## Exercise
Check the data underneath for lines holding the word "JSON", and state only how many you find.

──────

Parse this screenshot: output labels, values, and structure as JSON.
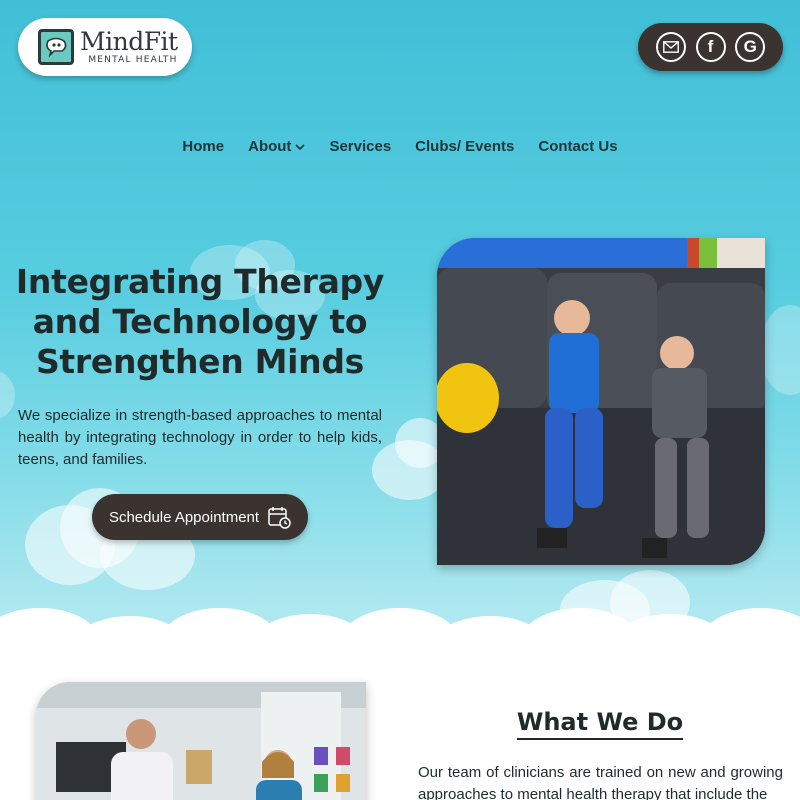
{
  "brand": {
    "name": "MindFit",
    "tagline": "MENTAL HEALTH",
    "accent_color": "#41bfd7",
    "dark_color": "#3a3330"
  },
  "social": [
    {
      "name": "email",
      "icon": "envelope-icon"
    },
    {
      "name": "facebook",
      "icon": "facebook-icon",
      "glyph": "f"
    },
    {
      "name": "google",
      "icon": "google-icon",
      "glyph": "G"
    }
  ],
  "nav": {
    "items": [
      {
        "label": "Home"
      },
      {
        "label": "About",
        "has_dropdown": true
      },
      {
        "label": "Services"
      },
      {
        "label": "Clubs/ Events"
      },
      {
        "label": "Contact Us"
      }
    ]
  },
  "hero": {
    "title": "Integrating Therapy and Technology to Strengthen Minds",
    "description": "We specialize in strength-based approaches to mental health by integrating technology in order to help kids, teens, and families.",
    "cta_label": "Schedule Appointment"
  },
  "what_we_do": {
    "title": "What We Do",
    "text": "Our team of clinicians are trained on new and growing approaches to mental health therapy that include the"
  }
}
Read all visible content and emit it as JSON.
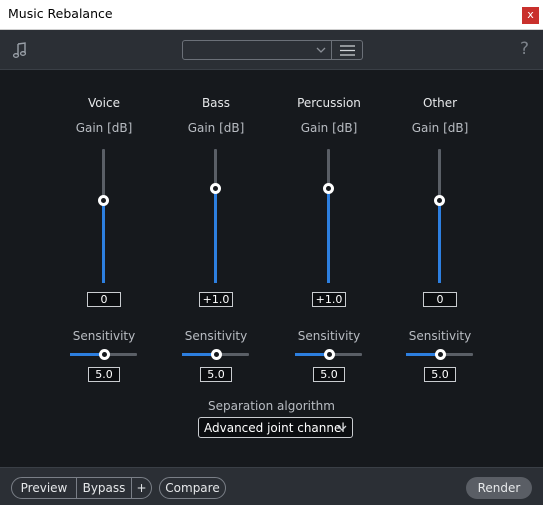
{
  "window": {
    "title": "Music Rebalance",
    "close_label": "x"
  },
  "toolbar": {
    "preset_value": "",
    "help_label": "?"
  },
  "channels": [
    {
      "name": "Voice",
      "gain_label": "Gain [dB]",
      "gain_value": "0",
      "gain_level": 0.62,
      "sensitivity_label": "Sensitivity",
      "sensitivity_value": "5.0",
      "sensitivity_level": 0.5
    },
    {
      "name": "Bass",
      "gain_label": "Gain [dB]",
      "gain_value": "+1.0",
      "gain_level": 0.71,
      "sensitivity_label": "Sensitivity",
      "sensitivity_value": "5.0",
      "sensitivity_level": 0.5
    },
    {
      "name": "Percussion",
      "gain_label": "Gain [dB]",
      "gain_value": "+1.0",
      "gain_level": 0.71,
      "sensitivity_label": "Sensitivity",
      "sensitivity_value": "5.0",
      "sensitivity_level": 0.5
    },
    {
      "name": "Other",
      "gain_label": "Gain [dB]",
      "gain_value": "0",
      "gain_level": 0.62,
      "sensitivity_label": "Sensitivity",
      "sensitivity_value": "5.0",
      "sensitivity_level": 0.5
    }
  ],
  "separation": {
    "label": "Separation algorithm",
    "value": "Advanced joint channel"
  },
  "bottombar": {
    "preview_label": "Preview",
    "bypass_label": "Bypass",
    "plus_label": "+",
    "compare_label": "Compare",
    "render_label": "Render"
  },
  "colors": {
    "accent": "#2d7fe0",
    "background": "#16191d",
    "toolbar": "#2b2f35"
  }
}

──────

## Response
2